## To do
Copy out the records in full, word for word, without pictures.

##### Records supplied #####

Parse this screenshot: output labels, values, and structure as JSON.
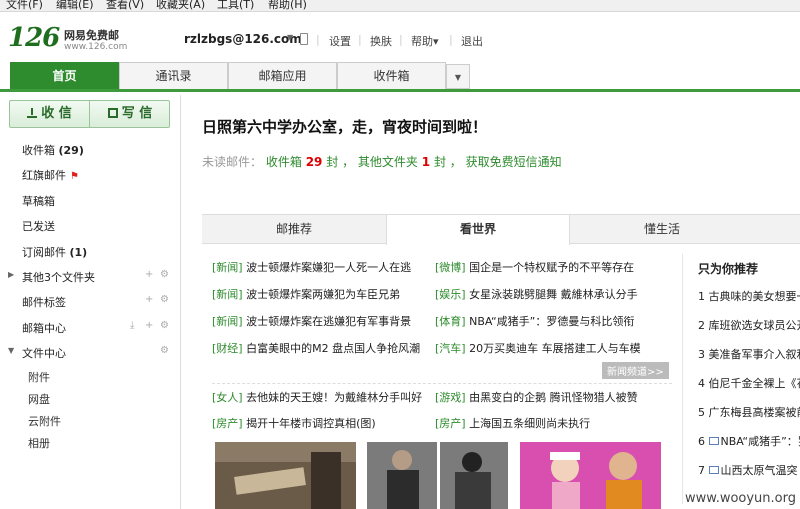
{
  "menubar": [
    "文件(F)",
    "编辑(E)",
    "查看(V)",
    "收藏夹(A)",
    "工具(T)",
    "帮助(H)"
  ],
  "header": {
    "logo_num": "126",
    "logo_cn": "网易免费邮",
    "logo_url": "www.126.com",
    "user_email": "rzlzbgs@126.com",
    "links": [
      "设置",
      "换肤",
      "帮助▾",
      "退出"
    ]
  },
  "tabs": [
    "首页",
    "通讯录",
    "邮箱应用",
    "收件箱"
  ],
  "sidebar": {
    "receive": "收 信",
    "write": "写 信",
    "folders": [
      {
        "label": "收件箱 ",
        "count": "(29)"
      },
      {
        "label": "红旗邮件",
        "count": ""
      },
      {
        "label": "草稿箱",
        "count": ""
      },
      {
        "label": "已发送",
        "count": ""
      },
      {
        "label": "订阅邮件 ",
        "count": "(1)"
      },
      {
        "label": "其他3个文件夹",
        "count": ""
      },
      {
        "label": "邮件标签",
        "count": ""
      },
      {
        "label": "邮箱中心",
        "count": ""
      },
      {
        "label": "文件中心",
        "count": ""
      }
    ],
    "sub": [
      "附件",
      "网盘",
      "云附件",
      "相册"
    ]
  },
  "main": {
    "headline": "日照第六中学办公室，走，宵夜时间到啦！",
    "unread_label": "未读邮件：",
    "inbox_label": "收件箱",
    "inbox_count": "29",
    "unit": "封",
    "other_label": "其他文件夹",
    "other_count": "1",
    "sms": "获取免费短信通知",
    "ptabs": [
      "邮推荐",
      "看世界",
      "懂生活"
    ],
    "news_left": [
      {
        "cat": "[新闻]",
        "text": "波士顿爆炸案嫌犯一人死一人在逃"
      },
      {
        "cat": "[新闻]",
        "text": "波士顿爆炸案两嫌犯为车臣兄弟"
      },
      {
        "cat": "[新闻]",
        "text": "波士顿爆炸案在逃嫌犯有军事背景"
      },
      {
        "cat": "[财经]",
        "text": "白富美眼中的M2 盘点国人争抢风潮"
      },
      {
        "cat": "[女人]",
        "text": "去他妹的天王嫂！为戴維林分手叫好"
      },
      {
        "cat": "[房产]",
        "text": "揭开十年楼市调控真相(图)"
      }
    ],
    "news_right": [
      {
        "cat": "[微博]",
        "text": "国企是一个特权赋予的不平等存在"
      },
      {
        "cat": "[娱乐]",
        "text": "女星泳装跳劈腿舞 戴維林承认分手"
      },
      {
        "cat": "[体育]",
        "text": "NBA“咸猪手”：罗德曼与科比领衔"
      },
      {
        "cat": "[汽车]",
        "text": "20万买奥迪车 车展搭建工人与车模"
      },
      {
        "cat": "[游戏]",
        "text": "由黑变白的企鹅 腾讯怪物猎人被赞"
      },
      {
        "cat": "[房产]",
        "text": "上海国五条细则尚未执行"
      }
    ],
    "more_news": "新闻频道>>",
    "rec_title": "只为你推荐",
    "recs": [
      {
        "n": "1",
        "text": "古典味的美女想要一"
      },
      {
        "n": "2",
        "text": "库班欲选女球员公开"
      },
      {
        "n": "3",
        "text": "美准备军事介入叙利"
      },
      {
        "n": "4",
        "text": "伯尼千金全裸上《花"
      },
      {
        "n": "5",
        "text": "广东梅县高楼案被前"
      },
      {
        "n": "6",
        "text": "NBA“咸猪手”：罗"
      },
      {
        "n": "7",
        "text": "山西太原气温突"
      }
    ]
  },
  "watermark": "www.wooyun.org",
  "colors": {
    "brand_green": "#2e8b2e",
    "alert_red": "#dd0000"
  }
}
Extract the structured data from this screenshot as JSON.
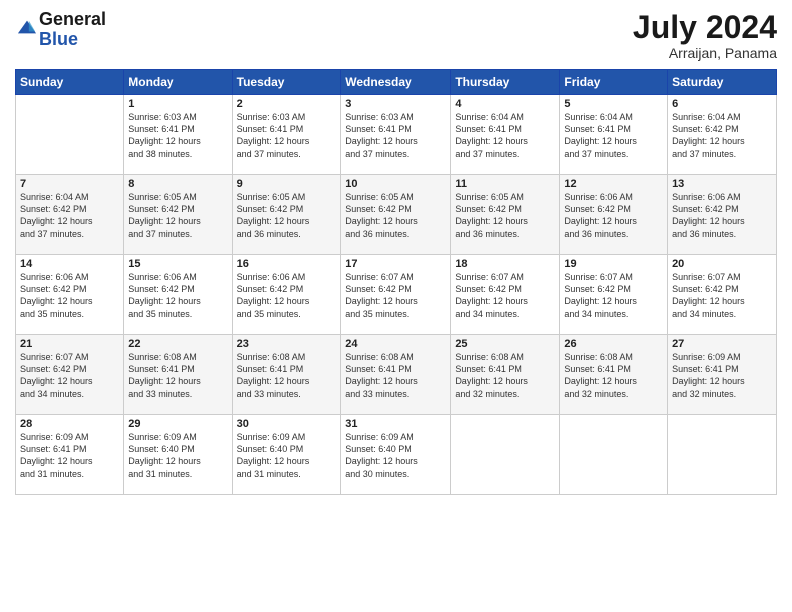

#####

## Task output
Parse this screenshot: output labels, values, and structure as JSON.
{
  "menubar": [
    "文件(F)",
    "编辑(E)",
    "查看(V)",
    "收藏夹(A)",
    "工具(T)",
    "帮助(H)"
  ],
  "header": {
    "logo_num": "126",
    "logo_cn": "网易免费邮",
    "logo_url": "www.126.com",
    "user_email": "rzlzbgs@126.com",
    "links": [
      "设置",
      "换肤",
      "帮助▾",
      "退出"
    ]
  },
  "tabs": [
    "首页",
    "通讯录",
    "邮箱应用",
    "收件箱"
  ],
  "sidebar": {
    "receive": "收 信",
    "write": "写 信",
    "folders": [
      {
        "label": "收件箱 ",
        "count": "(29)"
      },
      {
        "label": "红旗邮件",
        "count": ""
      },
      {
        "label": "草稿箱",
        "count": ""
      },
      {
        "label": "已发送",
        "count": ""
      },
      {
        "label": "订阅邮件 ",
        "count": "(1)"
      },
      {
        "label": "其他3个文件夹",
        "count": ""
      },
      {
        "label": "邮件标签",
        "count": ""
      },
      {
        "label": "邮箱中心",
        "count": ""
      },
      {
        "label": "文件中心",
        "count": ""
      }
    ],
    "sub": [
      "附件",
      "网盘",
      "云附件",
      "相册"
    ]
  },
  "main": {
    "headline": "日照第六中学办公室，走，宵夜时间到啦！",
    "unread_label": "未读邮件：",
    "inbox_label": "收件箱",
    "inbox_count": "29",
    "unit": "封",
    "other_label": "其他文件夹",
    "other_count": "1",
    "sms": "获取免费短信通知",
    "ptabs": [
      "邮推荐",
      "看世界",
      "懂生活"
    ],
    "news_left": [
      {
        "cat": "[新闻]",
        "text": "波士顿爆炸案嫌犯一人死一人在逃"
      },
      {
        "cat": "[新闻]",
        "text": "波士顿爆炸案两嫌犯为车臣兄弟"
      },
      {
        "cat": "[新闻]",
        "text": "波士顿爆炸案在逃嫌犯有军事背景"
      },
      {
        "cat": "[财经]",
        "text": "白富美眼中的M2 盘点国人争抢风潮"
      },
      {
        "cat": "[女人]",
        "text": "去他妹的天王嫂！为戴維林分手叫好"
      },
      {
        "cat": "[房产]",
        "text": "揭开十年楼市调控真相(图)"
      }
    ],
    "news_right": [
      {
        "cat": "[微博]",
        "text": "国企是一个特权赋予的不平等存在"
      },
      {
        "cat": "[娱乐]",
        "text": "女星泳装跳劈腿舞 戴維林承认分手"
      },
      {
        "cat": "[体育]",
        "text": "NBA“咸猪手”：罗德曼与科比领衔"
      },
      {
        "cat": "[汽车]",
        "text": "20万买奥迪车 车展搭建工人与车模"
      },
      {
        "cat": "[游戏]",
        "text": "由黑变白的企鹅 腾讯怪物猎人被赞"
      },
      {
        "cat": "[房产]",
        "text": "上海国五条细则尚未执行"
      }
    ],
    "more_news": "新闻频道>>",
    "rec_title": "只为你推荐",
    "recs": [
      {
        "n": "1",
        "text": "古典味的美女想要一"
      },
      {
        "n": "2",
        "text": "库班欲选女球员公开"
      },
      {
        "n": "3",
        "text": "美准备军事介入叙利"
      },
      {
        "n": "4",
        "text": "伯尼千金全裸上《花"
      },
      {
        "n": "5",
        "text": "广东梅县高楼案被前"
      },
      {
        "n": "6",
        "text": "NBA“咸猪手”：罗"
      },
      {
        "n": "7",
        "text": "山西太原气温突"
      }
    ]
  },
  "watermark": "www.wooyun.org",
  "colors": {
    "brand_green": "#2e8b2e",
    "alert_red": "#dd0000"
  }
}
Extract the structured data from this screenshot as JSON.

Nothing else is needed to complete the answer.